First, solvents have a negative effect on elastomers which are used in the make-up of the seals within an engine. These seals are made to prevent fluids from leaking from major components into areas of the engine where they are not supposed to be. Solvents used in these early engine flush treatments had the unfortunate effect of reacting with the elastomers and reducing the elasticity of the seals which caused them to fail.
More problematic was how a solvent worked to remove contaminates.
Solvents worked by ‘stripping’ contaminates from the engine surfaces. To visualize this, think for a moment of how one goes about removing layers of paint or varnish from wood during a home renovation. One applies a chemical that slowly loosens those layers of paint and varnish so they can be taken off in long strips. Now imagine for a moment of those same long strips floating around inside an engine.
“Those large strips will then float through the engine system and potentially drop into the oil pan and then get sucked up into the oil pump and into the engine which then locks-up,” Price says.
It was this scenario that caused those hairs on the back of a technician’s neck to stand on end and why, for the longest time, engine flushes were avoided. The potential for engine damage was too great to contemplate for many.
So what has changed and why has engine flushing become something a technician should make part of a regular maintenance schedule? Contaminate build-up will happen over time and it will have to be addressed.
What has happened is that makers of engine flushing products have developed formulations that remove contaminate build-up without ‘stripping’ it off the walls of the engine. Instead, a complex blend of detergents now remove and breakdown contaminate build-up.
Valvoline’s Price says these new detergents provide a much safer way of eliminating contaminates from engines and avoid the problems ‘stripping’ while at the same time protecting the elastomers in engine seals. It is this kind of detergent mix which is found in the company’s newest Complete Oil System Cleaning Service product.

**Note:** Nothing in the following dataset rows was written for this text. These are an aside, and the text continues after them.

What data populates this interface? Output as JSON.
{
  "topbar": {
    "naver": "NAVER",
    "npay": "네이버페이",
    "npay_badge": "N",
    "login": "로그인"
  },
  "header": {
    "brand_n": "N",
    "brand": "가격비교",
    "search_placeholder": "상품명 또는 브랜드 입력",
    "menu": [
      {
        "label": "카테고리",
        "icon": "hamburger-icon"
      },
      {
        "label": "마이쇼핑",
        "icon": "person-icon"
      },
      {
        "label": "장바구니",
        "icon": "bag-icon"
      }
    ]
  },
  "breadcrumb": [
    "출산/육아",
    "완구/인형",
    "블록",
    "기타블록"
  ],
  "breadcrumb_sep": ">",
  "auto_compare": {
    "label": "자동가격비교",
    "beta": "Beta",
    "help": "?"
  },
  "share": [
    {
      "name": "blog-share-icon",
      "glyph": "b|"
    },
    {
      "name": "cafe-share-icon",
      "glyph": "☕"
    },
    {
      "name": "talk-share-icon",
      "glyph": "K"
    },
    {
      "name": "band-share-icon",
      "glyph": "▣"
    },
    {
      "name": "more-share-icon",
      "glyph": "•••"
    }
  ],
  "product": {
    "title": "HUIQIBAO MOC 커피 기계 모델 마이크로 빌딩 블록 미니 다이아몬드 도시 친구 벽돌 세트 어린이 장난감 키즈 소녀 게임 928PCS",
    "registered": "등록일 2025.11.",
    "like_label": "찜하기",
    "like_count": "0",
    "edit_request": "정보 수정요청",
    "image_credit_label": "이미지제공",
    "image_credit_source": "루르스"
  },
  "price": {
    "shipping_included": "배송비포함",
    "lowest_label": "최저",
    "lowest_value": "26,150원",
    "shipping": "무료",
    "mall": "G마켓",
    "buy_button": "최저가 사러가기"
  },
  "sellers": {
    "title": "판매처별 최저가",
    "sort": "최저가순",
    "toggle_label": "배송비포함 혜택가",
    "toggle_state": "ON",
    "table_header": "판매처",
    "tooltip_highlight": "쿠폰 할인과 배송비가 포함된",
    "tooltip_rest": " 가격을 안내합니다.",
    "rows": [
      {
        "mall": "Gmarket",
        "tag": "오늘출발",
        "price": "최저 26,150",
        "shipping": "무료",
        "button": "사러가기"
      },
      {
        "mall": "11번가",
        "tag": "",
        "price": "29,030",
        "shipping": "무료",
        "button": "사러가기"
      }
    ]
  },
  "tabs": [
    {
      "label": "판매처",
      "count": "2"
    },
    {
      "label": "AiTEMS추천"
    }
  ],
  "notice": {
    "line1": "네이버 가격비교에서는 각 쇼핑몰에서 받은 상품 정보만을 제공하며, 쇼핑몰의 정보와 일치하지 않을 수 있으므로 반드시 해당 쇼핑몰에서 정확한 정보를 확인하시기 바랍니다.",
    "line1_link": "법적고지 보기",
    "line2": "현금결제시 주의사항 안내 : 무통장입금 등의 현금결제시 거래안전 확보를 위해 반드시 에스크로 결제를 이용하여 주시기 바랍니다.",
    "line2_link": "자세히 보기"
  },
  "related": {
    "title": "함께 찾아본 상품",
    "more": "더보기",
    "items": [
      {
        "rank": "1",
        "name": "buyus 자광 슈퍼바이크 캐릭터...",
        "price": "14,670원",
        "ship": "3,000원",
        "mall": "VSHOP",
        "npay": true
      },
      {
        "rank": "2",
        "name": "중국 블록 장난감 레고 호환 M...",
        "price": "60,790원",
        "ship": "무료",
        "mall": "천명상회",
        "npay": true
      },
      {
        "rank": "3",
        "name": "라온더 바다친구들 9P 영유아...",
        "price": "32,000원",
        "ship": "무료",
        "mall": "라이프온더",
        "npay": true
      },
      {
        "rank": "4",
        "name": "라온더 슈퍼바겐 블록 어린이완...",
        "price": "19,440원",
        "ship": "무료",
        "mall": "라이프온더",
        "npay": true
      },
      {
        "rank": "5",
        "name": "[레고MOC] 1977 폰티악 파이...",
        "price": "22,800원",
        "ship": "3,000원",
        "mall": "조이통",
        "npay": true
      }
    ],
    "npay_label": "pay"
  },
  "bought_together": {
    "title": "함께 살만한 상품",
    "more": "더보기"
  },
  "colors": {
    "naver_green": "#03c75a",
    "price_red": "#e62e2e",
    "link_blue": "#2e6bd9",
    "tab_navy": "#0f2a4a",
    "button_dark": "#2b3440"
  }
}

According to Valvoline, the cleaning solution breaks up, dissolves and then suspends sludge, deposits and varnish within 10 minutes of run time. The dispersant package keeps the particulates of sludge and deposits suspended in the solution and are evacuated through the drain plug port. These dispersants prevent residual particulates from accumulating at the bottom of the pan and then plugging up the pickup screen after the service is completed.
The additive package is held within a light base oil carrier. This light base oil adheres and protects the critical wear surfaces thereby eliminating any dry start concerns after the service.
Liqui Moly’s Engine Flush product, according to Niemietz, uses “concentrated detergents and dispersants to ‘solve’ the deposits and oil thinner to keep things flowing. Obviously, this combination is not meant to stay permanently in the oil. So Engine Flush must be applied immediately before the oil change. Pour it into the engine with the old oil and let the engine idle for a couple of minutes to allow the agents to take effect. Then the oil has to be drained, together with the ‘solved’ deposits. The fresh motor oil gets into a clean engine and can deliver its full performance. The formulation is optimized to remove the dirt – metaphorically speaking – layer by layer. This results in parts floating in the (old) oil, and there are no chunks able to clog anything.”
While there are no hard and fast rules as to when such an engine flush procedure should be used, Liqui Moly’s Niemietz suggests that it should be used every 60,000 kilometres and materials for Valvoline’s Complete Oil System Cleaner suggests a use every 15,000 miles as part of a regular maintenance schedule. Regardless of when a technician decides to use it, today’s engine flush should not cause one’s hair to stand on end at the back of the neck.
Have your say: